• **Task prompt**: Without changing anything, set down every line shown below.

• **Records for this task**:
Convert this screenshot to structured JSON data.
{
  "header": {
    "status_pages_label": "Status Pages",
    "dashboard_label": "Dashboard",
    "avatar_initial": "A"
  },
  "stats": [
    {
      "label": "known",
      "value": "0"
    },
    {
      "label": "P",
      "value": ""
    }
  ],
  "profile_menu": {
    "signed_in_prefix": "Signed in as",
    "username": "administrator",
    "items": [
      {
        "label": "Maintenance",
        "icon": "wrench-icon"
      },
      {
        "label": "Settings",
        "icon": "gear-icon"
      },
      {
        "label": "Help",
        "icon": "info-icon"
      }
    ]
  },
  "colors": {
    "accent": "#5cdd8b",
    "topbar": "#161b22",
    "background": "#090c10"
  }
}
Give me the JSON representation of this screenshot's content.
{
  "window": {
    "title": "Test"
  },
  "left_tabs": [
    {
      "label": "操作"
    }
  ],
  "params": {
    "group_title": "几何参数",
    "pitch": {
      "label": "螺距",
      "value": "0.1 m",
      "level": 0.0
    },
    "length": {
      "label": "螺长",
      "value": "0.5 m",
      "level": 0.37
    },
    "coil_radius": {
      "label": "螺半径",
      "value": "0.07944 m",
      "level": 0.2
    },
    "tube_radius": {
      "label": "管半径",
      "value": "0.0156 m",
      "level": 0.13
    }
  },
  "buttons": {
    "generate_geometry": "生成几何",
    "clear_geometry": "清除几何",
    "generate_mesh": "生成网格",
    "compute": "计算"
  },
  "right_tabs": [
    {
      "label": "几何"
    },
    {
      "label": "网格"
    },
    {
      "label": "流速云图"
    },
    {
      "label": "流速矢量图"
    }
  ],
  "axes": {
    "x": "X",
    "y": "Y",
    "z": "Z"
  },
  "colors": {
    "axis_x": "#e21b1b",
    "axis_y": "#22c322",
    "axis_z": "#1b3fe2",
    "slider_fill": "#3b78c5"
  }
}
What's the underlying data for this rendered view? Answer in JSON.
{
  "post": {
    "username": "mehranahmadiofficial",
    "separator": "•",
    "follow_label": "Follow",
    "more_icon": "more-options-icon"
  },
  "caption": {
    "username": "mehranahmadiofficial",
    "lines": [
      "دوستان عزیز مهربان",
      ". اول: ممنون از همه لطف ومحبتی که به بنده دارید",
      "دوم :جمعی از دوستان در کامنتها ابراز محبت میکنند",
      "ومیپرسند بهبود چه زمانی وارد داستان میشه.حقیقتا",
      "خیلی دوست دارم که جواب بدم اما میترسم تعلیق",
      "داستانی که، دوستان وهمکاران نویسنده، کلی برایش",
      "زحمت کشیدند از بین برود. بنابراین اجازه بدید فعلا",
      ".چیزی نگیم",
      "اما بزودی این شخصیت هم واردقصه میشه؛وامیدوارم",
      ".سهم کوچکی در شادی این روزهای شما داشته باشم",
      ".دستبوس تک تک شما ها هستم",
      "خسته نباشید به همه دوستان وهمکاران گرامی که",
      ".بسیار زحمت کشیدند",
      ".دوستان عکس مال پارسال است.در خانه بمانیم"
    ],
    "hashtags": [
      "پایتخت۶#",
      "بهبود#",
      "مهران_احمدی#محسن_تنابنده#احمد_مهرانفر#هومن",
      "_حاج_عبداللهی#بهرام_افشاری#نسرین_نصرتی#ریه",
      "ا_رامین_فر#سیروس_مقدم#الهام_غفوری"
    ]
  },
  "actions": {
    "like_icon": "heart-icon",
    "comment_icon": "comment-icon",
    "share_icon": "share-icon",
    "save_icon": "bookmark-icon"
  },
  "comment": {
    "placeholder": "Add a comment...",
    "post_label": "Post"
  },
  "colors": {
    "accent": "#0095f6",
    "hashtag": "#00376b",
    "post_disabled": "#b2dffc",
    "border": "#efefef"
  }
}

• **Solution for this problem**:
Convert this screenshot to structured JSON data.
{
  "header": {
    "status_pages_label": "Status Pages",
    "dashboard_label": "Dashboard",
    "avatar_initial": "A"
  },
  "stats": [
    {
      "label": "known",
      "value": "0"
    },
    {
      "label": "P",
      "value": ""
    }
  ],
  "profile_menu": {
    "signed_in_prefix": "Signed in as",
    "username": "administrator",
    "items": [
      {
        "label": "Maintenance",
        "icon": "wrench-icon"
      },
      {
        "label": "Settings",
        "icon": "gear-icon"
      },
      {
        "label": "Help",
        "icon": "info-icon"
      }
    ]
  },
  "colors": {
    "accent": "#5cdd8b",
    "topbar": "#161b22",
    "background": "#090c10"
  }
}
Give me the JSON representation of this screenshot's content.
{
  "window": {
    "title": "Test"
  },
  "left_tabs": [
    {
      "label": "操作"
    }
  ],
  "params": {
    "group_title": "几何参数",
    "pitch": {
      "label": "螺距",
      "value": "0.1 m",
      "level": 0.0
    },
    "length": {
      "label": "螺长",
      "value": "0.5 m",
      "level": 0.37
    },
    "coil_radius": {
      "label": "螺半径",
      "value": "0.07944 m",
      "level": 0.2
    },
    "tube_radius": {
      "label": "管半径",
      "value": "0.0156 m",
      "level": 0.13
    }
  },
  "buttons": {
    "generate_geometry": "生成几何",
    "clear_geometry": "清除几何",
    "generate_mesh": "生成网格",
    "compute": "计算"
  },
  "right_tabs": [
    {
      "label": "几何"
    },
    {
      "label": "网格"
    },
    {
      "label": "流速云图"
    },
    {
      "label": "流速矢量图"
    }
  ],
  "axes": {
    "x": "X",
    "y": "Y",
    "z": "Z"
  },
  "colors": {
    "axis_x": "#e21b1b",
    "axis_y": "#22c322",
    "axis_z": "#1b3fe2",
    "slider_fill": "#3b78c5"
  }
}
What's the underlying data for this rendered view? Answer in JSON.
{
  "post": {
    "username": "mehranahmadiofficial",
    "separator": "•",
    "follow_label": "Follow",
    "more_icon": "more-options-icon"
  },
  "caption": {
    "username": "mehranahmadiofficial",
    "lines": [
      "دوستان عزیز مهربان",
      ". اول: ممنون از همه لطف ومحبتی که به بنده دارید",
      "دوم :جمعی از دوستان در کامنتها ابراز محبت میکنند",
      "ومیپرسند بهبود چه زمانی وارد داستان میشه.حقیقتا",
      "خیلی دوست دارم که جواب بدم اما میترسم تعلیق",
      "داستانی که، دوستان وهمکاران نویسنده، کلی برایش",
      "زحمت کشیدند از بین برود. بنابراین اجازه بدید فعلا",
      ".چیزی نگیم",
      "اما بزودی این شخصیت هم واردقصه میشه؛وامیدوارم",
      ".سهم کوچکی در شادی این روزهای شما داشته باشم",
      ".دستبوس تک تک شما ها هستم",
      "خسته نباشید به همه دوستان وهمکاران گرامی که",
      ".بسیار زحمت کشیدند",
      ".دوستان عکس مال پارسال است.در خانه بمانیم"
    ],
    "hashtags": [
      "پایتخت۶#",
      "بهبود#",
      "مهران_احمدی#محسن_تنابنده#احمد_مهرانفر#هومن",
      "_حاج_عبداللهی#بهرام_افشاری#نسرین_نصرتی#ریه",
      "ا_رامین_فر#سیروس_مقدم#الهام_غفوری"
    ]
  },
  "actions": {
    "like_icon": "heart-icon",
    "comment_icon": "comment-icon",
    "share_icon": "share-icon",
    "save_icon": "bookmark-icon"
  },
  "comment": {
    "placeholder": "Add a comment...",
    "post_label": "Post"
  },
  "colors": {
    "accent": "#0095f6",
    "hashtag": "#00376b",
    "post_disabled": "#b2dffc",
    "border": "#efefef"
  }
}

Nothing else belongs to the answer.